In Maurice Hines, celebrated dancer, singer, actor and choreographer, Tracy E. Hopkins (BA ’92) saw a subject with a compelling story who deserved greater recognition and more widespread familiarity.
“Honoring Black elders is really important to me,” Hopkins says. “I’m glad we were able to give Maurice his flowers with this film.”
Maurice Hines rose to stardom alongside his younger brother, Gregory Hines. As children in the 1950s, the brothers formed a trio along with their father, known as Hines, Hines and Dad. Specializing in tap dance, the family outfit performed on television and traveled the world, captivating audiences with their song and dance routines.
Hopkins spent her career writing and reporting on arts and entertainment, but had never done a documentary. When the opportunity arose to work with her husband, John Carluccio, on the documentary “Maurice Hines: Bring Them Back” about multidimensional talent Maurice Hines, Hopkins didn’t back down from the challenge of doing something she had never done before.
“I have this background in arts and entertainment journalism, interviewing performing artists and creative people. And as a writer, as a journalist, I know how to research and set up stories. So in a way, I’ve always been producing,” Hopkins says. “[John] recognized those transferable skills and brought me in to work on the project as a writer and producer.”
The documentary leverages present-day interviews with Maurice Hines as well as a wealth of historical video footage to chart the course of the brothers’ tumultuous relationship – from partners and collaborators and co-stars, to their independent solo careers and personal and professional estrangement, and to their ultimate reconciliation in the years before Gregory Hines’s death in 2003.
Both brothers had influential careers that took them from Broadway to Hollywood. Gregory Hines enjoyed greater fame and personal success as he performed more on television and in movies as well as on stage, culminating in winning a Tony Award for best actor in a musical for his performance in “Jelly’s Last Jam.” During his acceptance speech, which came when the two brothers were estranged, Gregory Hines notably did not acknowledge his brother even as he thanked his other family members. Maurice Hines would take over the leading role in the musical after his brother stopped performing.
Even as the documentary explored the complexity of the brothers’ relationship, Maurice Hines only spoke positively about his brother. When one interview in the film turned to his Gregory Hines’ Tony Awards acceptance speech, Maurice Hines, who turned 75 during the filming of the documentary, declined to talk about.
“[Maurice] is someone who will talk Gregory up more than he will give himself credit for.

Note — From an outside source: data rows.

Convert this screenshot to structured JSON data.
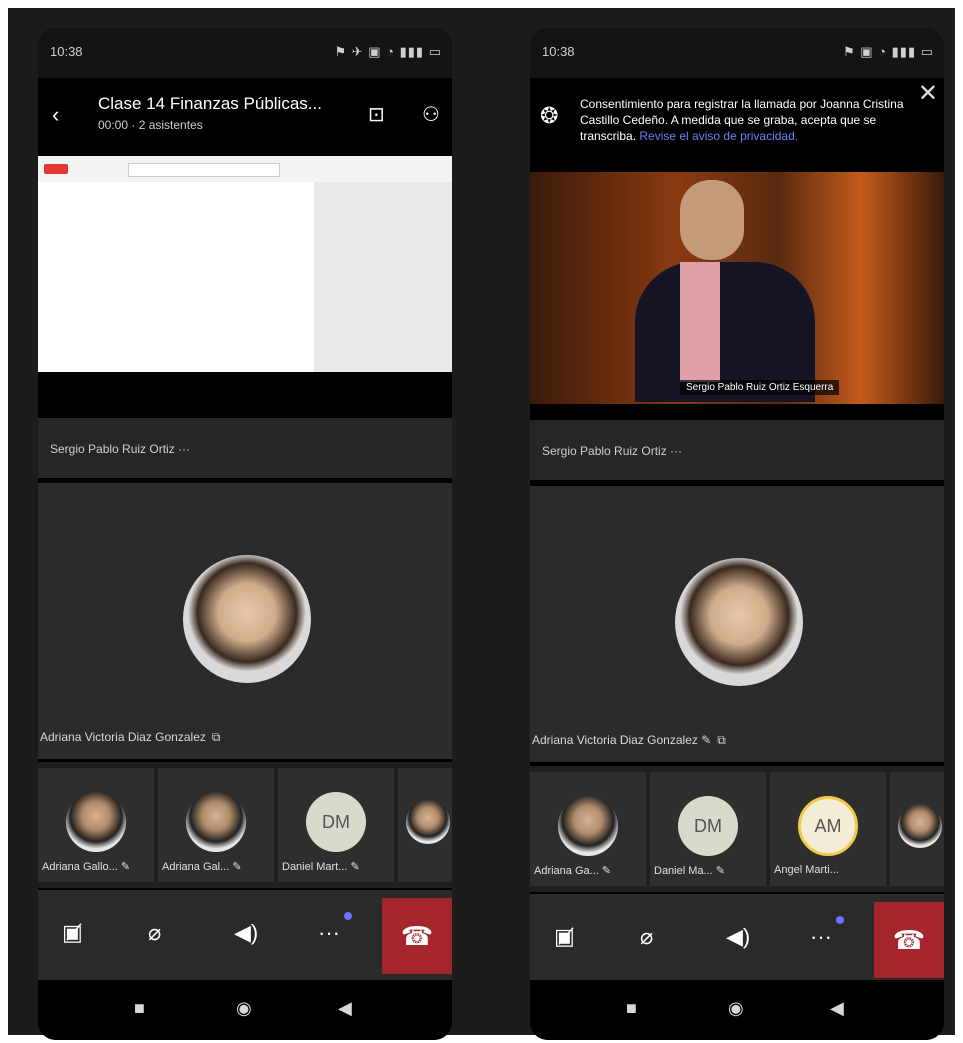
{
  "left": {
    "status": {
      "time": "10:38",
      "icons": "⚑ ✈ ▣ ◔ ▮▮▮ ▭"
    },
    "header": {
      "title": "Clase 14 Finanzas Públicas...",
      "subtitle": "00:00 · 2 asistentes",
      "back": "‹",
      "chat_icon": "⊡",
      "people_icon": "⚇"
    },
    "share_caption": "",
    "presenter_name": "Sergio Pablo Ruiz Ortiz ···",
    "main_participant": {
      "name": "Adriana Victoria Diaz Gonzalez",
      "pin": "⧉"
    },
    "thumbs": [
      {
        "type": "photo",
        "label": "Adriana Gallo... ✎"
      },
      {
        "type": "photo",
        "label": "Adriana Gal... ✎"
      },
      {
        "type": "initial",
        "initials": "DM",
        "label": "Daniel Mart... ✎"
      },
      {
        "type": "photo",
        "label": ""
      }
    ],
    "controls": {
      "camera": "▣̸",
      "mic": "⌀",
      "speaker": "◀)",
      "more": "···",
      "hangup": "☎"
    },
    "nav": {
      "square": "■",
      "home": "◉",
      "back": "◀"
    }
  },
  "right": {
    "status": {
      "time": "10:38",
      "icons": "⚑ ▣ ◔ ▮▮▮ ▭"
    },
    "banner": {
      "icon": "❂",
      "text": "Consentimiento para registrar la llamada por Joanna Cristina Castillo Cedeño. A medida que se graba, acepta que se transcriba. ",
      "link": "Revise el aviso de privacidad.",
      "close": "✕"
    },
    "video_caption": "Sergio Pablo Ruiz Ortiz Esquerra",
    "presenter_name": "Sergio Pablo Ruiz Ortiz ···",
    "main_participant": {
      "name": "Adriana Victoria Diaz Gonzalez ✎",
      "pin": "⧉"
    },
    "thumbs": [
      {
        "type": "photo",
        "label": "Adriana Ga... ✎"
      },
      {
        "type": "initial",
        "initials": "DM",
        "label": "Daniel Ma... ✎"
      },
      {
        "type": "initial-am",
        "initials": "AM",
        "label": "Angel Marti..."
      },
      {
        "type": "photo",
        "label": ""
      }
    ],
    "controls": {
      "camera": "▣̸",
      "mic": "⌀",
      "speaker": "◀)",
      "more": "···",
      "hangup": "☎"
    },
    "nav": {
      "square": "■",
      "home": "◉",
      "back": "◀"
    }
  },
  "colors": {
    "hangup": "#a4262c",
    "accent": "#6a74ff",
    "tile_bg": "#2b2b2b"
  }
}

I think his motivation is just as to preserve his family’s legacy and what they’ve accomplished and what they mean to Black entertainment and Black culture. Gregory’s not here. He’s the keeper of the Hines brothers’ legacy. I think that’s something that’s important to him,” Hopkins says. “But hopefully, he was able to take away a sense of pride in his own accomplishments. Hopefully he was able to see how great he is because I think I think that’s hard for him to see.”
The documentary featured interviews with prominent figures in the world of the performing arts, who touted Maurice Hines’s influence in the world dance and his impact as a mentor on today’s generation of performing artists. Debbie Allen, esteemed Howard alumna, who is listed as an executive producer on the documentary, is a friend of Maurice Hines and spoke about the significance of his career. In recent years, Maurice Hines has been a visiting master teacher at the Debbie Allen Dance Academy and University of Hartford.
Throughout his career, Maurice Hines was outspoken in the difficulties he faced as a Black artist. The documentary includes footage of his appearances in interviews and talk shows, where he clearly spoke his mind without fear of retribution or backlash.
“I think that that hurt his career, his tendency to be very outspoken. His message is to be yourself and to be honest with who you are and to be fearless,” Hopkins says. “I think that’s why this project is important. The audience gets to meet someone who maybe [they] didn’t know about. Maurice has a great personality. If you watch the film, you can’t help but be inspired and learn something from his life and seven-decade career. Viewers may recognize themselves or someone they know in [his story]. If you don’t know him, [the documentary] is an invitation to meet and fall in love with this charismatic, complicated elder showman.”
The documentary was the Metropolis competition winner in DOC NYC 2019 and won best documentary at the 2020 American Black Film Festival. It is streaming on STARZ through Summer 2023 and is available on iTunes.
* The image at the top of the article is courtesy of CINQUA